> [Instructions for the task]
Lines, not repeats, are what count: give the number of lines below that hold "Rick", and nothing more.

> [Record excerpts]
■ ■ ■ ■ ■ ■ ■
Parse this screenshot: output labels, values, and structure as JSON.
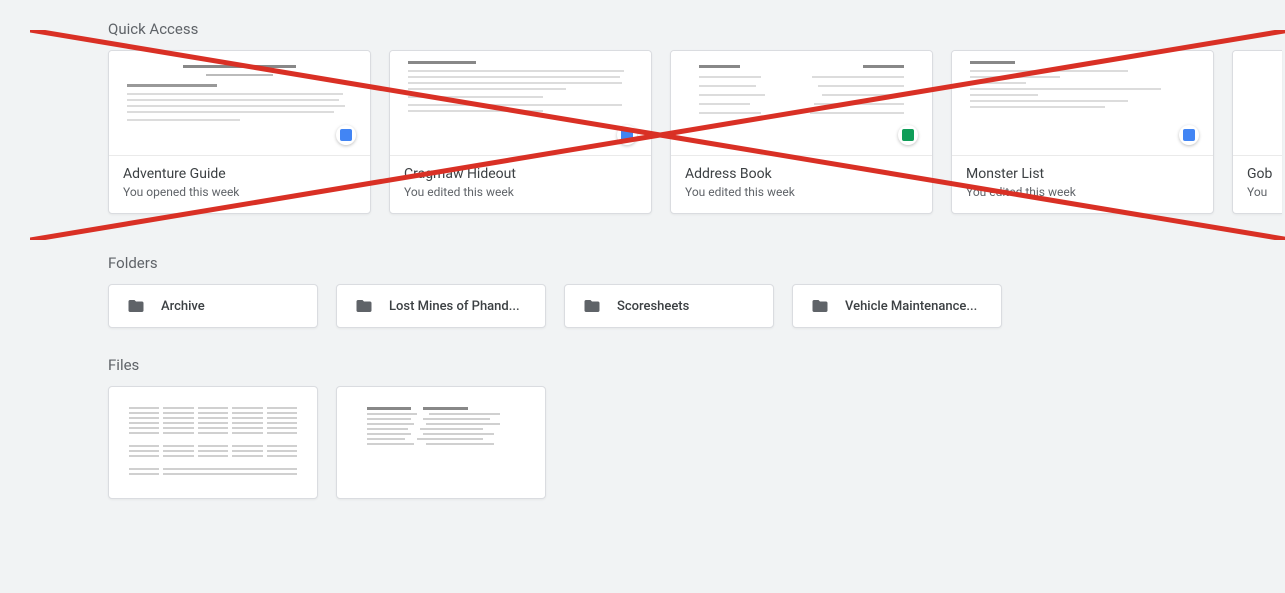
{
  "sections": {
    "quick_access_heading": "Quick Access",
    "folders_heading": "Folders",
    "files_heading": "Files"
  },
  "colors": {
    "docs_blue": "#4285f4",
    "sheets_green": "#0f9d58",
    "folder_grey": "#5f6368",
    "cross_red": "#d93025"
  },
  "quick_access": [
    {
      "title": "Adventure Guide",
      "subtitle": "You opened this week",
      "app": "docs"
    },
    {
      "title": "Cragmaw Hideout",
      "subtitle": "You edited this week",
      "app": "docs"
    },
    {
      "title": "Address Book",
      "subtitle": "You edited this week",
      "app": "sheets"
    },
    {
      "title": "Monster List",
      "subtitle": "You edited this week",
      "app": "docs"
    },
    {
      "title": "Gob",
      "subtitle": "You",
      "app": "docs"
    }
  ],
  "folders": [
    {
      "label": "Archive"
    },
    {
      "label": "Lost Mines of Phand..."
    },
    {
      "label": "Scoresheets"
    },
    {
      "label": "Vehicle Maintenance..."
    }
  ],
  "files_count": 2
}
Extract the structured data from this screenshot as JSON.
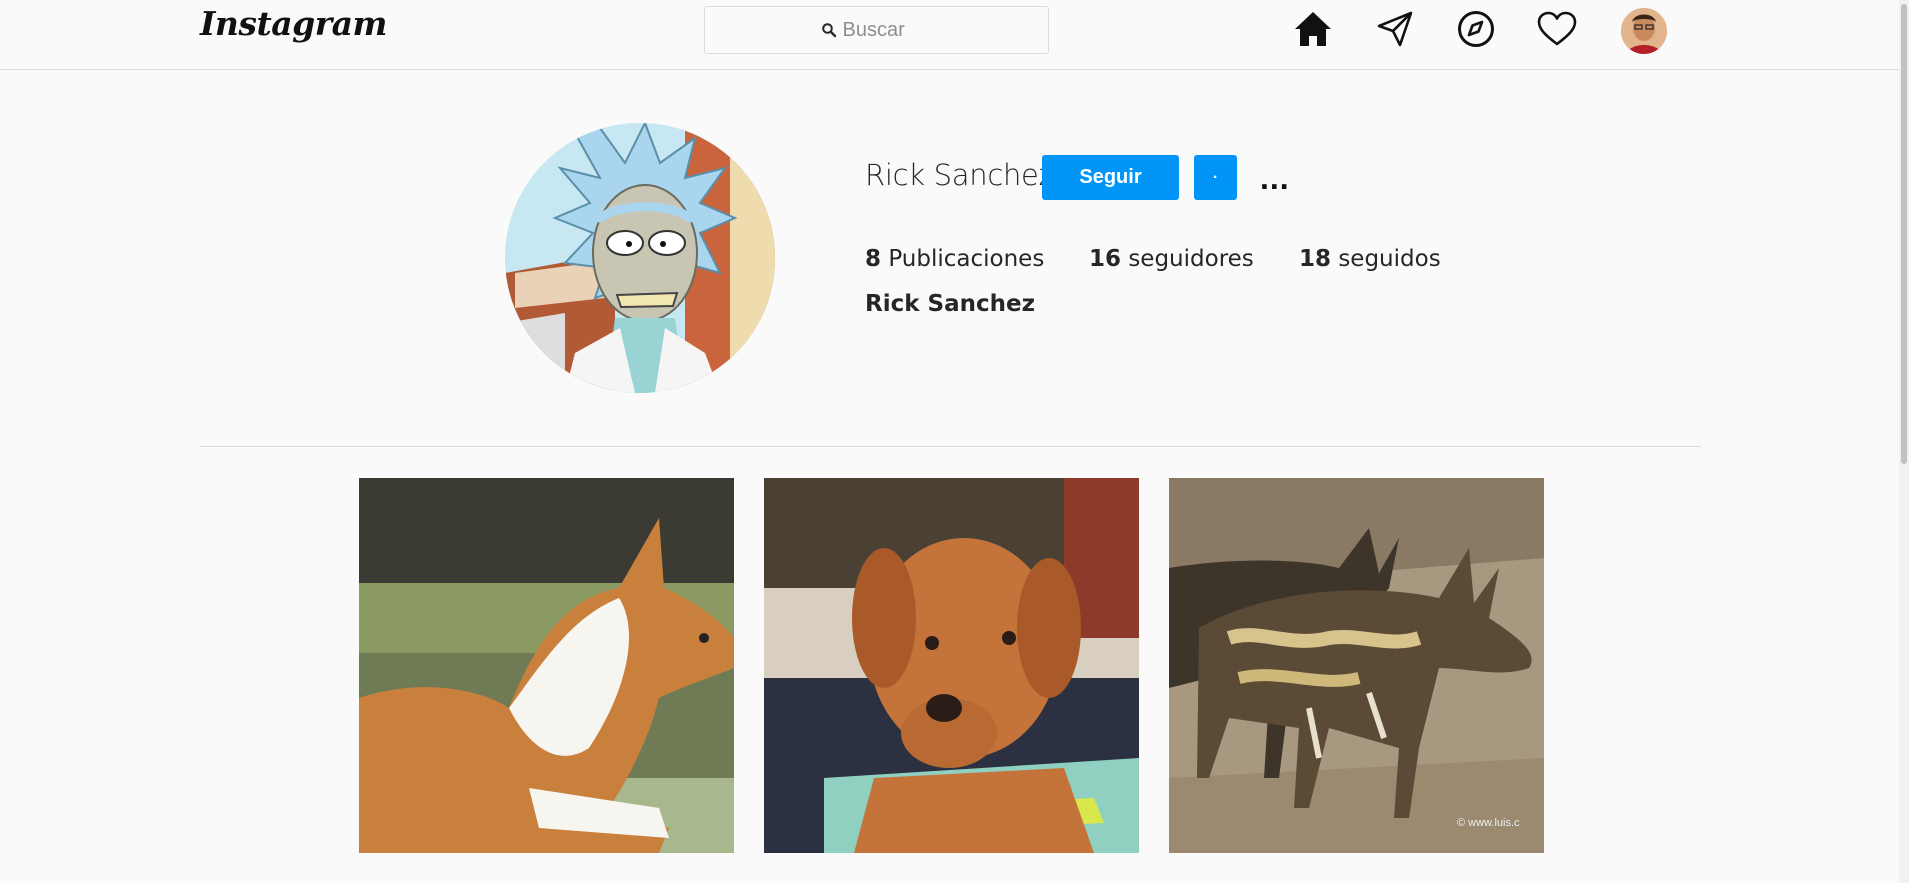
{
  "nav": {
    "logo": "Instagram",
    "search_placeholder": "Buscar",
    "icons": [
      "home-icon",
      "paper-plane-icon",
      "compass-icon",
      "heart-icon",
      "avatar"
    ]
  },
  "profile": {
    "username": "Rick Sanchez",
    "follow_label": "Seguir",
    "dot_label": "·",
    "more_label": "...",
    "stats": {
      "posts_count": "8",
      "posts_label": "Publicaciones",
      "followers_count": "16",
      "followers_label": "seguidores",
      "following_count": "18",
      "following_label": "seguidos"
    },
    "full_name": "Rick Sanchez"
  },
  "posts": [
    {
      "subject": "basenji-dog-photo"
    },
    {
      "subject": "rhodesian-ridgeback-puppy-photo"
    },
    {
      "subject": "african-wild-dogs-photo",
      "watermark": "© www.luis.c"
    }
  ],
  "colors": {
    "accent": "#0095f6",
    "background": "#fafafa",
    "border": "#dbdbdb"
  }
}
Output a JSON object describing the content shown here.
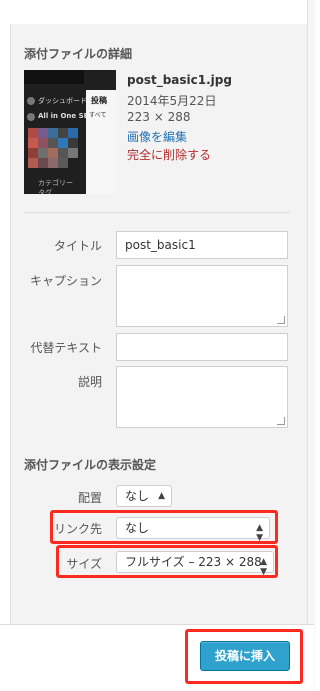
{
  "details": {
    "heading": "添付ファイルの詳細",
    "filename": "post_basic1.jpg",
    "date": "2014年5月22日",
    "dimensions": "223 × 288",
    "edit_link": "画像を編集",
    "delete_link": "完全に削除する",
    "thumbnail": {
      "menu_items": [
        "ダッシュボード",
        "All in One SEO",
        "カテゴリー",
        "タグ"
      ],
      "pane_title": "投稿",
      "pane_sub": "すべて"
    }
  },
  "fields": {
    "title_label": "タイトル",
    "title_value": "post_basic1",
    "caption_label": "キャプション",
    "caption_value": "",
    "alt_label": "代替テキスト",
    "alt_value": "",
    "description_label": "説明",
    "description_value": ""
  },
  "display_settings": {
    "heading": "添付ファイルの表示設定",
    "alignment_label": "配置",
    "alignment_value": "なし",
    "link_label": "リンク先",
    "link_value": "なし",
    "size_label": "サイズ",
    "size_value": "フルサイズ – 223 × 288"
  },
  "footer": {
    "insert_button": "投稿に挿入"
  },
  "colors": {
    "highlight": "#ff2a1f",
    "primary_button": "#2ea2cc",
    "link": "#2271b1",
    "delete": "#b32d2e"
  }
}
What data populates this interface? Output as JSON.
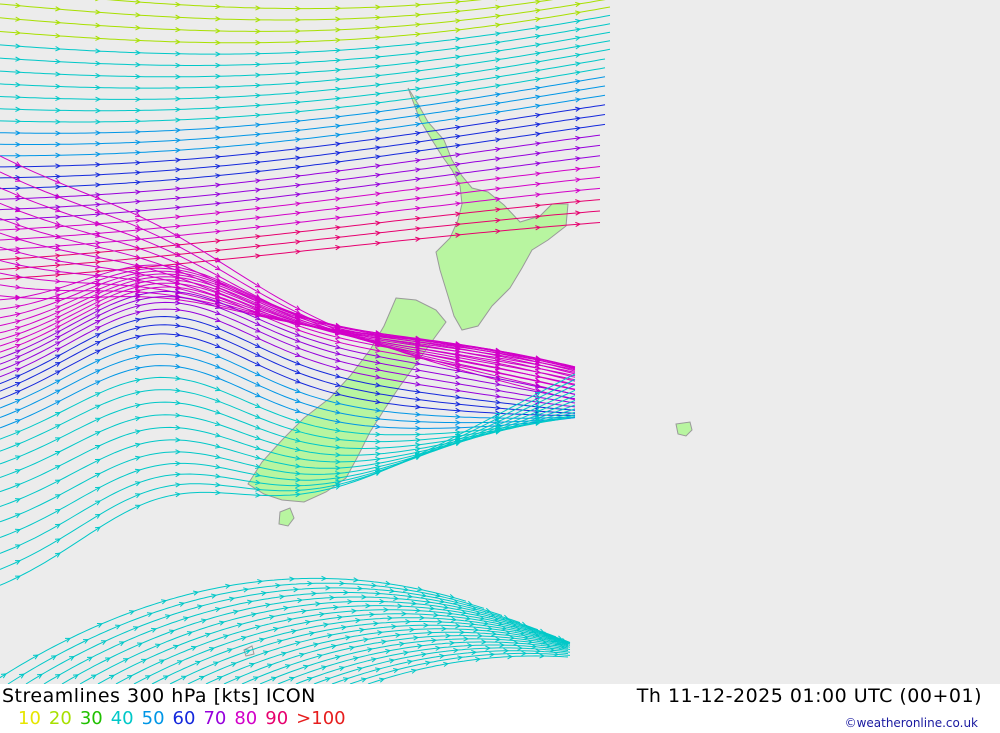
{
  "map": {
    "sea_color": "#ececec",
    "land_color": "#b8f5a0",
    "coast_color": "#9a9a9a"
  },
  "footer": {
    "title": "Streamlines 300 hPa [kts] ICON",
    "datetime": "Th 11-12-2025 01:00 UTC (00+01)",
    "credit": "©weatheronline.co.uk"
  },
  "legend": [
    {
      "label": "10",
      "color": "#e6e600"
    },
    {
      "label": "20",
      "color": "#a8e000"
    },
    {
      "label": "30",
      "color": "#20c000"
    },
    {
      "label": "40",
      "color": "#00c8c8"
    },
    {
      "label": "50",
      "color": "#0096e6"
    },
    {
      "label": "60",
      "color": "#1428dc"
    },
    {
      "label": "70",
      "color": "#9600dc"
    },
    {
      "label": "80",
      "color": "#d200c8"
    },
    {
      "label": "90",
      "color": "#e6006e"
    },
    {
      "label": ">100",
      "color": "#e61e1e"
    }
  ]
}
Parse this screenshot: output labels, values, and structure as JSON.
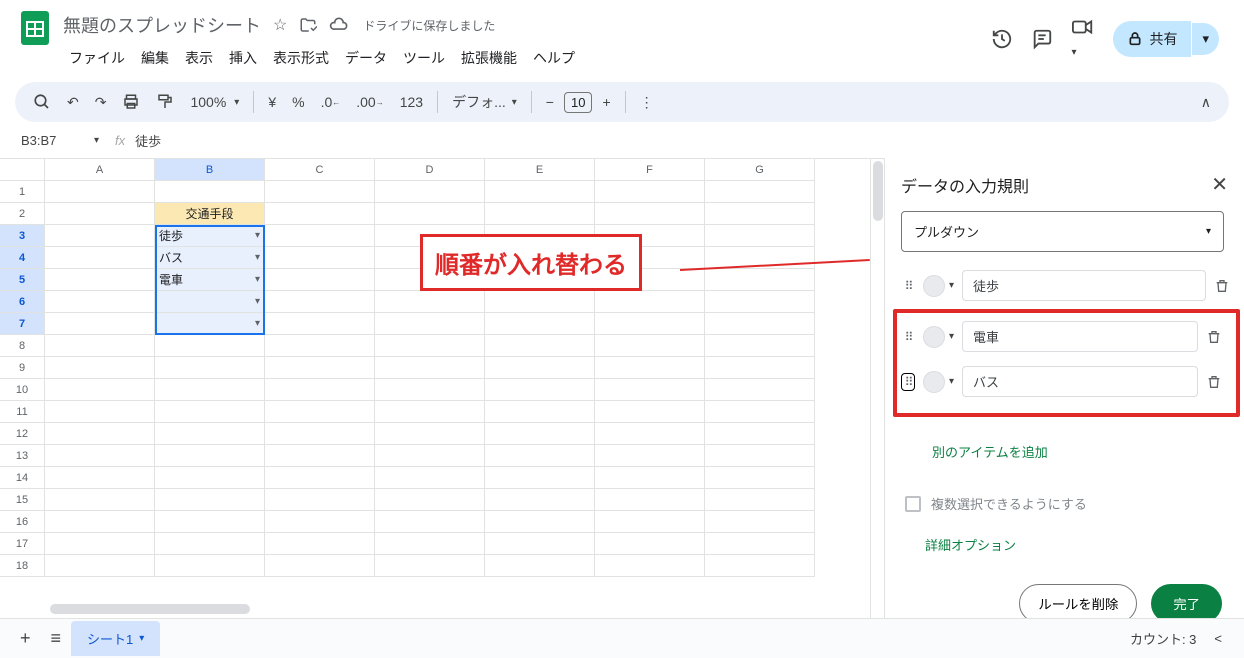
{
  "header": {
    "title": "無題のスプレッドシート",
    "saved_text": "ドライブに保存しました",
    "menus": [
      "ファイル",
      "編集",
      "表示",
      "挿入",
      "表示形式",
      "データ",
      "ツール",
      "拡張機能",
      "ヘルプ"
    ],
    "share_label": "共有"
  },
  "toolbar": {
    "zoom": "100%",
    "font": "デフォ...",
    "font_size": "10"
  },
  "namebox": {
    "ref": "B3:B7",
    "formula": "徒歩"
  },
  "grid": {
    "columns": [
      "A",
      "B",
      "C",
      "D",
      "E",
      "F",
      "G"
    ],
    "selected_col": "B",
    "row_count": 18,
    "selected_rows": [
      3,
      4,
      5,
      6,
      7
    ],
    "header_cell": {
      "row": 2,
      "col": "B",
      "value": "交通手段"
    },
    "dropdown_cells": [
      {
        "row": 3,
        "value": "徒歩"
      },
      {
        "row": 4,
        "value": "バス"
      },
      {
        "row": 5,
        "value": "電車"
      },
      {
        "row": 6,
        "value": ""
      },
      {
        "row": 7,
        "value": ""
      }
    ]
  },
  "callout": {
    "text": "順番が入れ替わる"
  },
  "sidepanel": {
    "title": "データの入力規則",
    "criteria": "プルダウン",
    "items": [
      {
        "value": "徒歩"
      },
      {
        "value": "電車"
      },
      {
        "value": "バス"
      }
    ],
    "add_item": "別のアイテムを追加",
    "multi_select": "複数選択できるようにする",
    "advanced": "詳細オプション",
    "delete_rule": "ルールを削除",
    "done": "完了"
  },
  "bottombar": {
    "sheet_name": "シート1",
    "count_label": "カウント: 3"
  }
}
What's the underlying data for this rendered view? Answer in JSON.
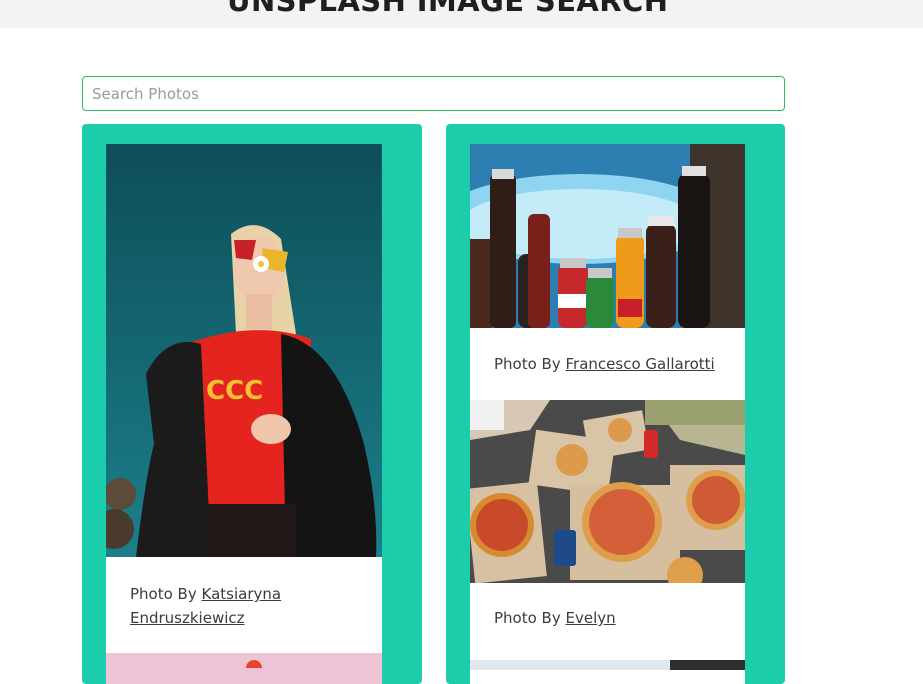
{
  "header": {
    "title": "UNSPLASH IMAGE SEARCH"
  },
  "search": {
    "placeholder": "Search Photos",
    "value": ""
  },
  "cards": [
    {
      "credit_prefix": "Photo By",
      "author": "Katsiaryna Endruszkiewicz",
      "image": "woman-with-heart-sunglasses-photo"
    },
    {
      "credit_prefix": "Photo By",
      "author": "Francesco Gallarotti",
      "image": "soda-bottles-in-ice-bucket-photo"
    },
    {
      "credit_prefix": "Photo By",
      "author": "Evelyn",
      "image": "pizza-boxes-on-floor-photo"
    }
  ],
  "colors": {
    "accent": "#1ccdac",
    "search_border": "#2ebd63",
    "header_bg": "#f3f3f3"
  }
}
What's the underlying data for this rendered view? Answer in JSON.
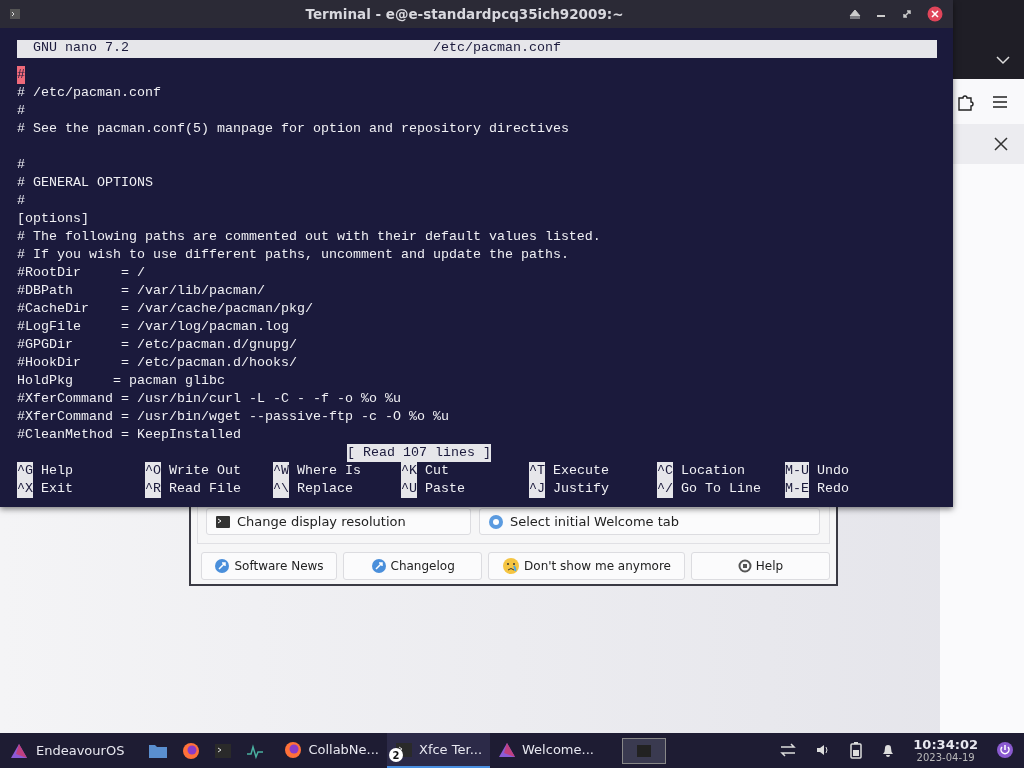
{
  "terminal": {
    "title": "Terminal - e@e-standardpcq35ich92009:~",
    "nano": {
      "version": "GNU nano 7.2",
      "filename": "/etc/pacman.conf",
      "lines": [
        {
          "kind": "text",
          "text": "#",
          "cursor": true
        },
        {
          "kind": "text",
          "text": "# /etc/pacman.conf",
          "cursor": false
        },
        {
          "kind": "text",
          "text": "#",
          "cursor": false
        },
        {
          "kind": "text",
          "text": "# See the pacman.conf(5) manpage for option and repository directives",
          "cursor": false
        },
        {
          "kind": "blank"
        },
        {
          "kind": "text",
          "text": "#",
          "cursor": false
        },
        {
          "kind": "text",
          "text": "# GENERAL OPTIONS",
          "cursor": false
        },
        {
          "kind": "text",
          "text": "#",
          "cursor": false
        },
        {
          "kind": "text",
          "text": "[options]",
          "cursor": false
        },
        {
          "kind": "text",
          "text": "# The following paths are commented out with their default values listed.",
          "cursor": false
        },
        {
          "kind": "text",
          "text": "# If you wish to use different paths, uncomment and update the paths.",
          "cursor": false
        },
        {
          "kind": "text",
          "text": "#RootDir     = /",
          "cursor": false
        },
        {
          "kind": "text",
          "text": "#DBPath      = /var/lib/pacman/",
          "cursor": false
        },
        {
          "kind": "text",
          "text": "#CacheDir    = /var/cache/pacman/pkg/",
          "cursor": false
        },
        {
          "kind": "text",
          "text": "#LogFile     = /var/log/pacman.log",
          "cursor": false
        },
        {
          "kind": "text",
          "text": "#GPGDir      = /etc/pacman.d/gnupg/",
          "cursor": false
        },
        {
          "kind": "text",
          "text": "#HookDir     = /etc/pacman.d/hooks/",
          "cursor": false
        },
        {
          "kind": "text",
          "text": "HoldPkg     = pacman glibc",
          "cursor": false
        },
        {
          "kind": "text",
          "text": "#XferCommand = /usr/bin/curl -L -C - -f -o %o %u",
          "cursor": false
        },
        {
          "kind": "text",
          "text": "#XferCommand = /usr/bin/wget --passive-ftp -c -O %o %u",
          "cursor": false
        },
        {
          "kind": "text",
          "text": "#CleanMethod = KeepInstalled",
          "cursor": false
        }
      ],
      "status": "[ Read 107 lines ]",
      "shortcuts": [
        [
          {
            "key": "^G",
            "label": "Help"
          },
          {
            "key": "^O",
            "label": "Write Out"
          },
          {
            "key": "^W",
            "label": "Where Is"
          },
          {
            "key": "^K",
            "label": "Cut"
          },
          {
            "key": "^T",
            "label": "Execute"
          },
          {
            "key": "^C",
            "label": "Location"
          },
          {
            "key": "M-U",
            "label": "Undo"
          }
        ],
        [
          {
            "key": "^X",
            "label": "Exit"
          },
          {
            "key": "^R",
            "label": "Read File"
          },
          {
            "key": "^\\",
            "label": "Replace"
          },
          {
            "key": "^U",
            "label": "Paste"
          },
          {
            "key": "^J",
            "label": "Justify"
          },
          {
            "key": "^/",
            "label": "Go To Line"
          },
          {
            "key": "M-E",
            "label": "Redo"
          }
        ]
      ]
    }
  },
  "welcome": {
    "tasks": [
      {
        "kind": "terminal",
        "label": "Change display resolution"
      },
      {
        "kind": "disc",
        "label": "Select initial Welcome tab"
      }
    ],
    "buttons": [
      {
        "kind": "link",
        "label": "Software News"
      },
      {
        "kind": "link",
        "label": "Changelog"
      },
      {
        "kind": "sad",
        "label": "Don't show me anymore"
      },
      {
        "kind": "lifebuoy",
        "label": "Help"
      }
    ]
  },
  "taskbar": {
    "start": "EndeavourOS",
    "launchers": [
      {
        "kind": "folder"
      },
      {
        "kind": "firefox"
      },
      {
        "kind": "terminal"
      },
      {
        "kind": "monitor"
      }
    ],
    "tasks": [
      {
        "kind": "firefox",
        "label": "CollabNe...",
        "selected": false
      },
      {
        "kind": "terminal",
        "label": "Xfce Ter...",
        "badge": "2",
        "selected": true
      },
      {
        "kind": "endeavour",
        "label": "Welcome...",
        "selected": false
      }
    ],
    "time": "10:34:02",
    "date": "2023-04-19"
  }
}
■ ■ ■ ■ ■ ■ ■
> [Answer box]
2